● Task brief
Your response needs to be the data below, retyped exactly.

[Records for the task]

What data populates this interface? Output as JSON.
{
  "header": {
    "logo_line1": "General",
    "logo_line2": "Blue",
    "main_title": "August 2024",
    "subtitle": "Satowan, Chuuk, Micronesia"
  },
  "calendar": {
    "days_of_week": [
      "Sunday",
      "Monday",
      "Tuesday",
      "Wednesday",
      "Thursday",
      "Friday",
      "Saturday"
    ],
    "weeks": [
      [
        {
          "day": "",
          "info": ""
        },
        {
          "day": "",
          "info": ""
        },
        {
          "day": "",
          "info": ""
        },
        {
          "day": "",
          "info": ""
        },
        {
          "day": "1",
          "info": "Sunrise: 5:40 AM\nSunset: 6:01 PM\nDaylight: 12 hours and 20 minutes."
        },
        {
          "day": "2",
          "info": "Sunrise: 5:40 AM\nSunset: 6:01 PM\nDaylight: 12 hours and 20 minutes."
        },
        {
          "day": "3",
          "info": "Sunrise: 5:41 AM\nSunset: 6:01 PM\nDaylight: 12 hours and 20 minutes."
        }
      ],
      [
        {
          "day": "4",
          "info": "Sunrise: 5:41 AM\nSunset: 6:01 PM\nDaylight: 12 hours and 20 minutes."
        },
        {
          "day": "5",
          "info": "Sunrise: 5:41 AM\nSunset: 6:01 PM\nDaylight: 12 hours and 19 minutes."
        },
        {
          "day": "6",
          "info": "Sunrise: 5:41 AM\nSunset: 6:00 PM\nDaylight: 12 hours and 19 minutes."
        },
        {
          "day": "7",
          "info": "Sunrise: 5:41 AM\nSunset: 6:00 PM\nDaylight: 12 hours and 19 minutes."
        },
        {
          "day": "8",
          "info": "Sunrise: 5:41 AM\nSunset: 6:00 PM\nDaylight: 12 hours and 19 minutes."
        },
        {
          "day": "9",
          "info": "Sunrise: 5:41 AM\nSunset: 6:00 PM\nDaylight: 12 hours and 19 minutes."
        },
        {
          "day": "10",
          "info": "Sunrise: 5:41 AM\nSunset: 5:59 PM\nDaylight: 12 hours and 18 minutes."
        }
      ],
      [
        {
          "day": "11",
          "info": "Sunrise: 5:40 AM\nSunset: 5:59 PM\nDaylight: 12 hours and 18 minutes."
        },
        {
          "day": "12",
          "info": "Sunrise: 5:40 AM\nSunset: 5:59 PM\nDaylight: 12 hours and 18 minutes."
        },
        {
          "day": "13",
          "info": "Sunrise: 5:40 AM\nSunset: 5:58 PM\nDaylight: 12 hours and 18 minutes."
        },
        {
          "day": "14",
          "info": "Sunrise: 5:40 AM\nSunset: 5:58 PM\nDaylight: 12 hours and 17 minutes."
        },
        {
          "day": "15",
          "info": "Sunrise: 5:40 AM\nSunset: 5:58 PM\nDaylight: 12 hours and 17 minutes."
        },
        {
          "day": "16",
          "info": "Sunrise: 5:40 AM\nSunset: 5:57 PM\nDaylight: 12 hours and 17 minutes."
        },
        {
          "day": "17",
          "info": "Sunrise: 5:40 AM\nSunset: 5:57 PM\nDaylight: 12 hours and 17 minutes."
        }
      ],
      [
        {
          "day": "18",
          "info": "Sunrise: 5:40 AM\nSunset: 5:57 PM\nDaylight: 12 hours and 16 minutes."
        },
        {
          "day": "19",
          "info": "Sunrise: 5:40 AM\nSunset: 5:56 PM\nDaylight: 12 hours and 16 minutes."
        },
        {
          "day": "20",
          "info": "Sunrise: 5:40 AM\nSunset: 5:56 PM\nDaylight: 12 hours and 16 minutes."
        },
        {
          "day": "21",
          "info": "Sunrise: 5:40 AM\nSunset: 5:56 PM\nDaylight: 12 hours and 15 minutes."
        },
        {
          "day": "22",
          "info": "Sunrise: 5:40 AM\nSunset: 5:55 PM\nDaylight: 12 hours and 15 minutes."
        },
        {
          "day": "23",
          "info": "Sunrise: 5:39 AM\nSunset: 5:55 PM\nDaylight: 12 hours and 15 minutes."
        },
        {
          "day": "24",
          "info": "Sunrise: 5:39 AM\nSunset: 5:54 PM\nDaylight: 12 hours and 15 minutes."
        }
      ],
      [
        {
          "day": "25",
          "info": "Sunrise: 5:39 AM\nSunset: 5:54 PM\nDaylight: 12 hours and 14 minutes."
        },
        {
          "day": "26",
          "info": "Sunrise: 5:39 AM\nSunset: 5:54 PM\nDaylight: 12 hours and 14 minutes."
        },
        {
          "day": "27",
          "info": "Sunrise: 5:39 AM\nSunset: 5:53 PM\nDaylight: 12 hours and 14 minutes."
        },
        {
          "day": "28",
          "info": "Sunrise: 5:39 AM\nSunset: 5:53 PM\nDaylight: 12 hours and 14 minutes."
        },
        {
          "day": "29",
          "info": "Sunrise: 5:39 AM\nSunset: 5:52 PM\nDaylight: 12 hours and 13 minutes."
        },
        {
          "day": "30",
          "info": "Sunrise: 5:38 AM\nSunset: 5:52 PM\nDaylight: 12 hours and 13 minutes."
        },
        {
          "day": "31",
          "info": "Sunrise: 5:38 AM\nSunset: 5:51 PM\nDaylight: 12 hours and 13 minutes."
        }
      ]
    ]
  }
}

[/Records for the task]

● Task response
What data populates this interface? Output as JSON.
{
  "header": {
    "logo_line1": "General",
    "logo_line2": "Blue",
    "main_title": "August 2024",
    "subtitle": "Satowan, Chuuk, Micronesia"
  },
  "calendar": {
    "days_of_week": [
      "Sunday",
      "Monday",
      "Tuesday",
      "Wednesday",
      "Thursday",
      "Friday",
      "Saturday"
    ],
    "weeks": [
      [
        {
          "day": "",
          "info": ""
        },
        {
          "day": "",
          "info": ""
        },
        {
          "day": "",
          "info": ""
        },
        {
          "day": "",
          "info": ""
        },
        {
          "day": "1",
          "info": "Sunrise: 5:40 AM\nSunset: 6:01 PM\nDaylight: 12 hours and 20 minutes."
        },
        {
          "day": "2",
          "info": "Sunrise: 5:40 AM\nSunset: 6:01 PM\nDaylight: 12 hours and 20 minutes."
        },
        {
          "day": "3",
          "info": "Sunrise: 5:41 AM\nSunset: 6:01 PM\nDaylight: 12 hours and 20 minutes."
        }
      ],
      [
        {
          "day": "4",
          "info": "Sunrise: 5:41 AM\nSunset: 6:01 PM\nDaylight: 12 hours and 20 minutes."
        },
        {
          "day": "5",
          "info": "Sunrise: 5:41 AM\nSunset: 6:01 PM\nDaylight: 12 hours and 19 minutes."
        },
        {
          "day": "6",
          "info": "Sunrise: 5:41 AM\nSunset: 6:00 PM\nDaylight: 12 hours and 19 minutes."
        },
        {
          "day": "7",
          "info": "Sunrise: 5:41 AM\nSunset: 6:00 PM\nDaylight: 12 hours and 19 minutes."
        },
        {
          "day": "8",
          "info": "Sunrise: 5:41 AM\nSunset: 6:00 PM\nDaylight: 12 hours and 19 minutes."
        },
        {
          "day": "9",
          "info": "Sunrise: 5:41 AM\nSunset: 6:00 PM\nDaylight: 12 hours and 19 minutes."
        },
        {
          "day": "10",
          "info": "Sunrise: 5:41 AM\nSunset: 5:59 PM\nDaylight: 12 hours and 18 minutes."
        }
      ],
      [
        {
          "day": "11",
          "info": "Sunrise: 5:40 AM\nSunset: 5:59 PM\nDaylight: 12 hours and 18 minutes."
        },
        {
          "day": "12",
          "info": "Sunrise: 5:40 AM\nSunset: 5:59 PM\nDaylight: 12 hours and 18 minutes."
        },
        {
          "day": "13",
          "info": "Sunrise: 5:40 AM\nSunset: 5:58 PM\nDaylight: 12 hours and 18 minutes."
        },
        {
          "day": "14",
          "info": "Sunrise: 5:40 AM\nSunset: 5:58 PM\nDaylight: 12 hours and 17 minutes."
        },
        {
          "day": "15",
          "info": "Sunrise: 5:40 AM\nSunset: 5:58 PM\nDaylight: 12 hours and 17 minutes."
        },
        {
          "day": "16",
          "info": "Sunrise: 5:40 AM\nSunset: 5:57 PM\nDaylight: 12 hours and 17 minutes."
        },
        {
          "day": "17",
          "info": "Sunrise: 5:40 AM\nSunset: 5:57 PM\nDaylight: 12 hours and 17 minutes."
        }
      ],
      [
        {
          "day": "18",
          "info": "Sunrise: 5:40 AM\nSunset: 5:57 PM\nDaylight: 12 hours and 16 minutes."
        },
        {
          "day": "19",
          "info": "Sunrise: 5:40 AM\nSunset: 5:56 PM\nDaylight: 12 hours and 16 minutes."
        },
        {
          "day": "20",
          "info": "Sunrise: 5:40 AM\nSunset: 5:56 PM\nDaylight: 12 hours and 16 minutes."
        },
        {
          "day": "21",
          "info": "Sunrise: 5:40 AM\nSunset: 5:56 PM\nDaylight: 12 hours and 15 minutes."
        },
        {
          "day": "22",
          "info": "Sunrise: 5:40 AM\nSunset: 5:55 PM\nDaylight: 12 hours and 15 minutes."
        },
        {
          "day": "23",
          "info": "Sunrise: 5:39 AM\nSunset: 5:55 PM\nDaylight: 12 hours and 15 minutes."
        },
        {
          "day": "24",
          "info": "Sunrise: 5:39 AM\nSunset: 5:54 PM\nDaylight: 12 hours and 15 minutes."
        }
      ],
      [
        {
          "day": "25",
          "info": "Sunrise: 5:39 AM\nSunset: 5:54 PM\nDaylight: 12 hours and 14 minutes."
        },
        {
          "day": "26",
          "info": "Sunrise: 5:39 AM\nSunset: 5:54 PM\nDaylight: 12 hours and 14 minutes."
        },
        {
          "day": "27",
          "info": "Sunrise: 5:39 AM\nSunset: 5:53 PM\nDaylight: 12 hours and 14 minutes."
        },
        {
          "day": "28",
          "info": "Sunrise: 5:39 AM\nSunset: 5:53 PM\nDaylight: 12 hours and 14 minutes."
        },
        {
          "day": "29",
          "info": "Sunrise: 5:39 AM\nSunset: 5:52 PM\nDaylight: 12 hours and 13 minutes."
        },
        {
          "day": "30",
          "info": "Sunrise: 5:38 AM\nSunset: 5:52 PM\nDaylight: 12 hours and 13 minutes."
        },
        {
          "day": "31",
          "info": "Sunrise: 5:38 AM\nSunset: 5:51 PM\nDaylight: 12 hours and 13 minutes."
        }
      ]
    ]
  }
}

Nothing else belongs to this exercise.